CHAMPAIGN, Ill. — A researcher at the University of Illinois is developing a floating oil skimmer that removes oil from the surface of water more efficiently than existing skimmers and, when it becomes available, could help clean up oil spills such as the disaster in the Gulf of Mexico caused by the explosion of the Deepwater Horizon drilling rig.
Tim Lindsey, associate director of the Illinois Sustainable Technology Center, is developing the technology, called a floating telescoping weir skimmer. | Photo by L. Brian Stauffer | View video
Tim Lindsey, associate director of the Illinois Sustainable Technology Center, is developing the technology, called a floating telescoping weir skimmer. Using a telescoping weir cup attached to a floating vessel, such as a pontoon boat, the device creates laminar flow to draw oil from the water’s surface into a separator unit. Within the separator, the oil accumulates on polypropylene balls, or other oil-coalescing surfaces, and is diverted to a reservoir, where it is stored for refining.
“Conventional skimming devices operate like vacuum cleaners – you have to move them around to collect the oil,” Lindsey said. “With this skimmer, you only have to get it near the oil because it can draw the oil in. It is the equivalent of being able to set a vacuum cleaner in the center of the room and have it pull in all the dirt without having to move the vacuum around the room. That principle is important when you have hundreds of square miles of ocean to clean.”
Lindsey’s model, while only a fraction of the size of what would be needed to clean up a large oil slick, is highly efficient, separating hundreds of gallons of oil and water per minute, significantly reducing water pollution while rapidly recovering spilled oil.
“As efficient as this is, it probably would be worthwhile to do this as an oil-harvesting process just for the value of the oil,” said Lindsey, whose background includes work in the oil industry and in environmental consulting.

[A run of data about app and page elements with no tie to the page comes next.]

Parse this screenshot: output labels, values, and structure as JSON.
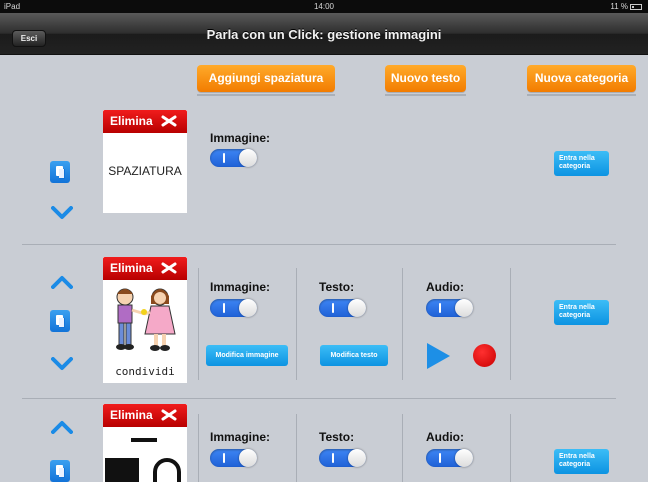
{
  "statusbar": {
    "device": "iPad",
    "time": "14:00",
    "battery": "11 %"
  },
  "navbar": {
    "title": "Parla con un Click: gestione immagini",
    "back_label": "Esci"
  },
  "toolbar": {
    "add_spacing_label": "Aggiungi spaziatura",
    "new_text_label": "Nuovo testo",
    "new_category_label": "Nuova categoria"
  },
  "common": {
    "delete_label": "Elimina",
    "image_label": "Immagine:",
    "text_label": "Testo:",
    "audio_label": "Audio:",
    "edit_image_label": "Modifica immagine",
    "edit_text_label": "Modifica testo",
    "enter_category_label": "Entra nella categoria"
  },
  "rows": [
    {
      "word": "SPAZIATURA"
    },
    {
      "word": "condividi"
    },
    {
      "word": ""
    }
  ],
  "colors": {
    "accent_orange": "#f58a0c",
    "accent_blue": "#1d8fe6",
    "delete_red": "#d40000"
  }
}
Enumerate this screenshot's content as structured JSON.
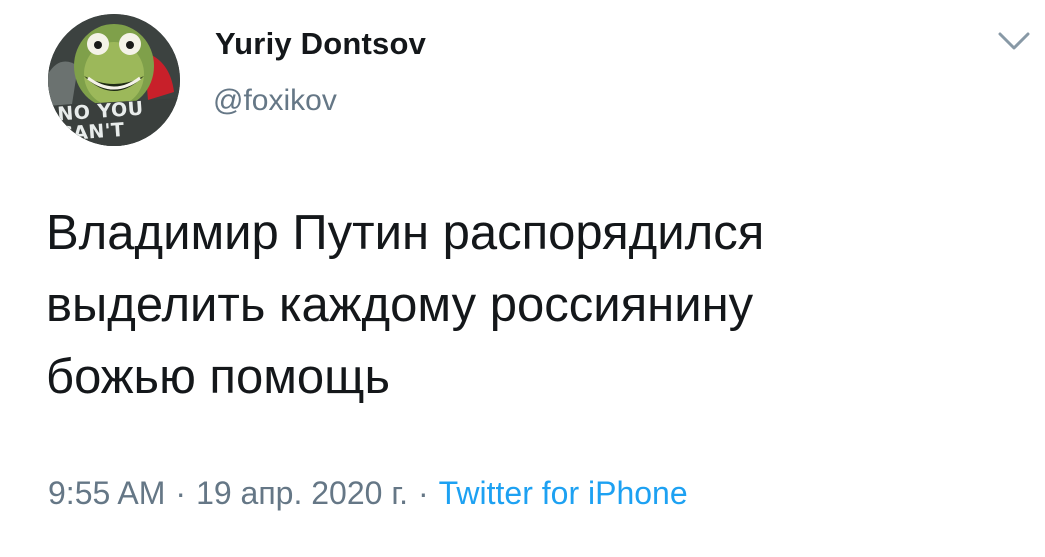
{
  "author": {
    "name": "Yuriy Dontsov",
    "handle": "@foxikov",
    "avatar_caption": "NO YOU CAN'T"
  },
  "tweet": {
    "text": "Владимир Путин распорядился\nвыделить каждому россиянину\nбожью помощь"
  },
  "meta": {
    "time": "9:55 AM",
    "separator": "·",
    "date": "19 апр. 2020 г.",
    "separator2": "·",
    "source": "Twitter for iPhone"
  },
  "icons": {
    "more": "chevron-down-icon"
  },
  "colors": {
    "text": "#14171a",
    "secondary": "#657786",
    "link": "#1da1f2"
  }
}
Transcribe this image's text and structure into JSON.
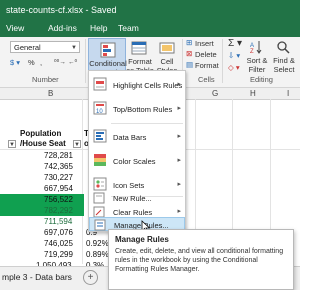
{
  "title_bar": {
    "title": "state-counts-cf.xlsx  -  Saved"
  },
  "tabs": [
    "View",
    "Add-ins",
    "Help",
    "Team"
  ],
  "ribbon": {
    "number_format": "General",
    "number_group_label": "Number",
    "conditional_formatting_label": "Conditional Formatting",
    "format_as_table_label": "Format as Table",
    "cell_styles_label": "Cell Styles",
    "insert_label": "Insert",
    "delete_label": "Delete",
    "format_label": "Format",
    "cells_group_label": "Cells",
    "sort_filter_label": "Sort & Filter",
    "find_select_label": "Find & Select",
    "editing_group_label": "Editing",
    "percent": "%",
    "comma": ","
  },
  "columns": [
    "B",
    "C",
    "F",
    "G",
    "H",
    "I"
  ],
  "sheet": {
    "header_line1": "Population",
    "header_line2": "/House Seat",
    "header_col_c": "T",
    "header_col_c2": "o",
    "rows": [
      {
        "pop": "728,281"
      },
      {
        "pop": "742,365"
      },
      {
        "pop": "730,227"
      },
      {
        "pop": "667,954"
      },
      {
        "pop": "756,522"
      },
      {
        "pop": "782,292",
        "highlight": true
      },
      {
        "pop": "711,594",
        "highlight": true
      },
      {
        "pop": "697,076",
        "pct": "0.9"
      },
      {
        "pop": "746,025",
        "pct": "0.92%"
      },
      {
        "pop": "719,299",
        "pct": "0.89%"
      },
      {
        "pop": "1,050,493",
        "pct": "0.3%"
      }
    ]
  },
  "menu": {
    "items": [
      {
        "label": "Highlight Cells Rules",
        "icon": "highlight-cells-icon",
        "submenu": true
      },
      {
        "label": "Top/Bottom Rules",
        "icon": "top-bottom-icon",
        "submenu": true
      },
      {
        "label": "Data Bars",
        "icon": "data-bars-icon",
        "submenu": true
      },
      {
        "label": "Color Scales",
        "icon": "color-scales-icon",
        "submenu": true
      },
      {
        "label": "Icon Sets",
        "icon": "icon-sets-icon",
        "submenu": true
      },
      {
        "label": "New Rule...",
        "icon": "new-rule-icon",
        "submenu": false
      },
      {
        "label": "Clear Rules",
        "icon": "clear-rules-icon",
        "submenu": true
      },
      {
        "label": "Manage Rules...",
        "icon": "manage-rules-icon",
        "submenu": false,
        "hover": true
      }
    ]
  },
  "tooltip": {
    "title": "Manage Rules",
    "body": "Create, edit, delete, and view all conditional formatting rules in the workbook by using the Conditional Formatting Rules Manager."
  },
  "sheet_tab": {
    "label": "mple 3 - Data bars"
  },
  "colors": {
    "excel_green": "#217346",
    "highlight_green": "#10a050",
    "hover_blue": "#cde6f7"
  }
}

The floating telescoping weir skimmer is based upon a purification system that Lindsey invented to remove oily liquids from industrial fluids used to clean, lubricate and cool manufactured parts and machine tools in factories. The purification system, which is in operation at several U.S. plants that manufacture transmissions for trucks and tanks, provides substantial savings for industry by reducing contamination and maintaining expensive fluids in usable condition for longer periods of time. The purification system also is far more compact and efficient than other types of skimmers that are available, he said.
Lindsey has applied for a patent on the floating telescoping weir skimmer and is seeking funding to build a full-scale prototype and put it to the test.
“It wouldn’t take long to build,” Lindsey said. “The skimmer could be fabricated in a week in a machine shop, and I’d just need to find a pontoon boat that’s about the right size to install it on.”
Before joining the staff at Illinois, Lindsey worked for Exxon at one of the nation’s largest energy processing facilities. In 1989 the company asked him to travel to Alaska to help clean up the spill from the Exxon Valdez tanker, in which more than 10 million gallons of crude oil was released into Prince William Sound. The Valdez disaster was the largest spill to occur in U.S. waters until the Deepwater Horizon disaster. However, the impending birth of Lindsey’s second son kept him from accepting that assignment.
Lindsey joined the ISTC in 1991 and has published widely on pollution-prevention technologies and promoting innovative sustainability practices.